*ahem* Sometimes I don't know whether to laugh at the absurdity of something or cry at the stupidity, weeping for the future of our race.
Posted by Captain Noble at 8:42 AM
Sunday, January 27, 2008
Author Benjamin Barber has a post on his blog about the economy and why giving people more money to spend is not going to help in the long run.
Too often capitalism has tied itself to American vices: an arms race, shopoholism, dependency on imported oil, and then cried foul when reformers try to treat the dependency. “See what you’ve done? You’ve stopped people from taking out mortgages they can’t afford and now the housing market has collapsed! Shoppers are staying away from the mall and refusing to buy all those goods they don’t need, and the economy’s going down the tubes! Next thing you know, Americans will start taking public transportation instead of driving gas-guzzling cars, will start saving instead of spending – acting thrifty! – and then we real really be in a mess!”
Almost all of the proposals for dealing with the looming recession are about getting bucks back in the hands of consumers so they will start spending again! But exhuberent spending is what is inflating the trade deficit, wrecking the dollar, draining savings, and allowing foreign investors to buy up America — not to speak of corrupting American morals.
Posted by Captain Noble at 4:07 PM
My good friend, Jeromy, has built a community with other like-minded individuals living under one roof, the goal of which is putting into practice their vision of Christianity (humble life, service,
smoking pot). He explains it much better, so I'll let him do it.
A reporter from the LA Times heard about their little venture and decided to do a story on it which just came out. She visited a few times over the course of a year to get a good feel for just what the community was about. Jeromy responded to the article as he felt that the story places too much emphasis on the conflict that is going to inevitably ensue when people live together.
I feel like he is being too critical of the article, though. Perhaps it is because I know him so well, but I did not get that vibe. To me, it seemed a story of genuine human beings attempting to carve a new path in their lives that would lead to something greater than themselves. Of course there are going to be bumps in the road, but reading about the community helping a homeless guy, or giving two battered women with kids a place to stay one night, or giving a recovering meth addict a home gives me hope that there are good people in the world and that if people come together they can make a difference.
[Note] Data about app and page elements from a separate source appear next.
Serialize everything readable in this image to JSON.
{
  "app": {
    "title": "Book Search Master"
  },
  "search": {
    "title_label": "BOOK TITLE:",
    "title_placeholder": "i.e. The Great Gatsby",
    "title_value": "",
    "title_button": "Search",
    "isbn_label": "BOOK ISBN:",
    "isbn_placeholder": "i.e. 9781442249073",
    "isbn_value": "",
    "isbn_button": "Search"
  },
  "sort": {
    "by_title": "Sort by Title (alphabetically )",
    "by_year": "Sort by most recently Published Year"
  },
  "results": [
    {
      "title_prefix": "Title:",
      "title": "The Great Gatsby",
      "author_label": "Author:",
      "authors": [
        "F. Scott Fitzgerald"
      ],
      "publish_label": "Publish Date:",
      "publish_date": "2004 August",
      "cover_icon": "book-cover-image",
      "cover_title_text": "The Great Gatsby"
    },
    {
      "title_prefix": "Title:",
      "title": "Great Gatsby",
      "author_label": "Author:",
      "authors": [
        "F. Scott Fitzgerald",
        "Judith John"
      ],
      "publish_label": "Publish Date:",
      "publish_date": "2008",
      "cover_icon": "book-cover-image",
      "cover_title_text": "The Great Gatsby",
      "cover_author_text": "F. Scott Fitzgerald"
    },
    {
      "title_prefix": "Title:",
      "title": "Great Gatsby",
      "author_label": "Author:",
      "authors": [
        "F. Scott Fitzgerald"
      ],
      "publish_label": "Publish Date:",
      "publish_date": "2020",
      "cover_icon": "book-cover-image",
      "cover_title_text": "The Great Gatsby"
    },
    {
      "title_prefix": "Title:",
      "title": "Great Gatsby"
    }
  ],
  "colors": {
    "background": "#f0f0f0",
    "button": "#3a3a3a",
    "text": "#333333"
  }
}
There are so many of our fellow human beings who need a hand and it is heartwarming to see people attempting to step up and fill that void.
I applaud Jeromy and everyone else in his community for taking a stab at this. As the article makes clear, it has not been easy. But, then, how many good things are?
And, I can't mention the story without noting that if you look through the photo gallery accompanying it, specifically the second pic, you will see a
dorky cool looking guy on the right that may or may not bear a striking resemblance to yours truly. Step one on my road to fortune and glory.
Oh, and no, Jeromy and company are not crazy hippies. If that wasn't clear to anyone who read anything from the links above. Although, I suppose if that wasn't clear to you, I'm probably not going to be able to convince you otherwise.
Posted by Captain Noble at 2:54 PM
Andrew Sullivan posts a cartoon about how man made dinosaurs evil and an excerpt explaining why evolution is a religion, both from a website called Answering Genesis. These extreme positions against reason really blow me away.
Posted by Captain Noble at 2:47 PM